  11. Two quick questions – after the dough rises, do you pop it right into the oven, or do you punch it down first? I don’t know what SAF yeast is – super quick rise?

    1. You can use any type of yeast you want, btw. It does not have to be SAF – it just works well and seems to be my cheapest option! 🙂

    1. The flax seeds I buy in bulk – usually at Amish stores, but they also sell them at normal grocery stores. The chia seeds I’ve been using, I actually got at Walgreens! LoL. It was a free after Register Reward deal. I had never used them before but really like them.

  12. Mechelle,
    Thanks for the great recipe. My mother in law makes a 7grain bread that my 2 year old son devours like it’s the end of the world, and this is the closest I’ve been able to come. Two questions that I have are: what the heck is a dough enhancer? and where can I get it?, and do you have any tips for getting the bread to rise and stay softer? When I made it, it was so dense my wife won’t try it and the loaves never rose very well. I guess that was three questions. Thanks for your time and for the recipe!
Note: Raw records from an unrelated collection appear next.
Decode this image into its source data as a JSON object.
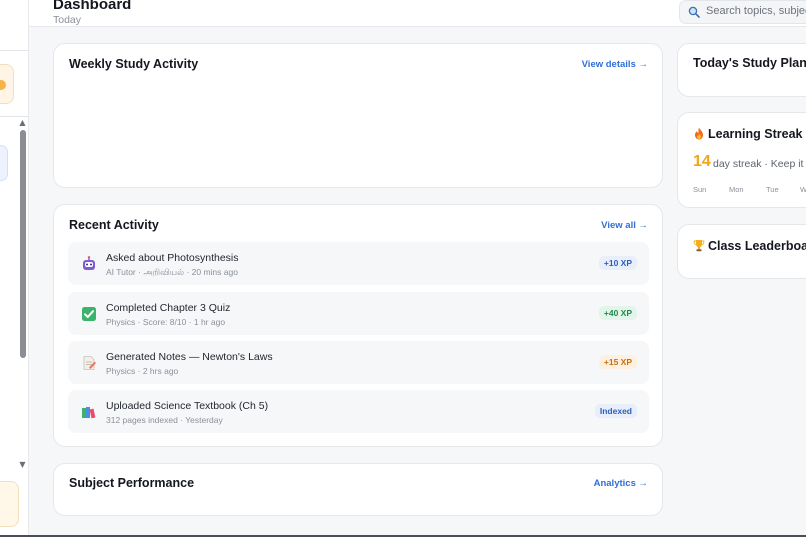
{
  "header": {
    "title": "Dashboard",
    "subtitle": "Today",
    "search_placeholder": "Search topics, subject"
  },
  "weekly": {
    "title": "Weekly Study Activity",
    "link": "View details →"
  },
  "recent": {
    "title": "Recent Activity",
    "link": "View all →",
    "items": [
      {
        "title": "Asked about Photosynthesis",
        "meta": "AI Tutor · அறிவியல் · 20 mins ago",
        "badge": "+10 XP",
        "icon": "robot-icon"
      },
      {
        "title": "Completed Chapter 3 Quiz",
        "meta": "Physics · Score: 8/10 · 1 hr ago",
        "badge": "+40 XP",
        "icon": "checkmark-icon"
      },
      {
        "title": "Generated Notes — Newton's Laws",
        "meta": "Physics · 2 hrs ago",
        "badge": "+15 XP",
        "icon": "memo-icon"
      },
      {
        "title": "Uploaded Science Textbook (Ch 5)",
        "meta": "312 pages indexed · Yesterday",
        "badge": "Indexed",
        "icon": "books-icon"
      }
    ]
  },
  "subject": {
    "title": "Subject Performance",
    "link": "Analytics →"
  },
  "plan": {
    "title": "Today's Study Plan"
  },
  "streak": {
    "title": "Learning Streak",
    "icon": "fire-icon",
    "count": "14",
    "text": "day streak · Keep it g",
    "days": [
      "Sun",
      "Mon",
      "Tue",
      "W"
    ]
  },
  "leaderboard": {
    "title": "Class Leaderboar",
    "icon": "trophy-icon"
  },
  "colors": {
    "accent": "#2f6fd6",
    "streak": "#f2a516",
    "xp_blue": "#2e5fb8",
    "xp_green": "#1f8a4c",
    "xp_orange": "#c9700e"
  }
}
    1. Hi Kevin, dough enhancer is a mix of stuff that is supposed to increase shelf life and make your bread smoother – more like store bought bread. You can order it on Amazon or find it in Amish bulk stores. Honestly, sometimes I leave it out and my bread turns out fine. If your bread is too dense, you are either mixing/kneading too long or adding too much flour and not enough water. Do you grind your own flour or use pre-ground? You want your dough to be really soft so if the dough is already looking a little tough, add more a little water (TBS) at time until it softens. Do you use a Bosch or a different type of mixer? Or do you knead by hand? All of these things impact density. Rising time changes by heat, humidity, and altitude. If you live at a higher altitude, it might take longer to rise. It could also be that your water is too hot and you’re hurting your yeast … so many variables! So, let me know what type of flour you use, what type of mixer, and if you live at altitude and I might have better answers for you. The short story on rise time, is just to be patient. If it takes longer, it takes longer. I preheat my oven and let my dough rise on top of the stove. Sometimes it takes 30 minutes, sometimes 45. Just wait. 🙂 Feel free to email me: [email protected]

  13. Can’t wait to try this. How crunchy is the millet in this bread? I’m trying to decide if I want to toast it a bit before adding. Thanks!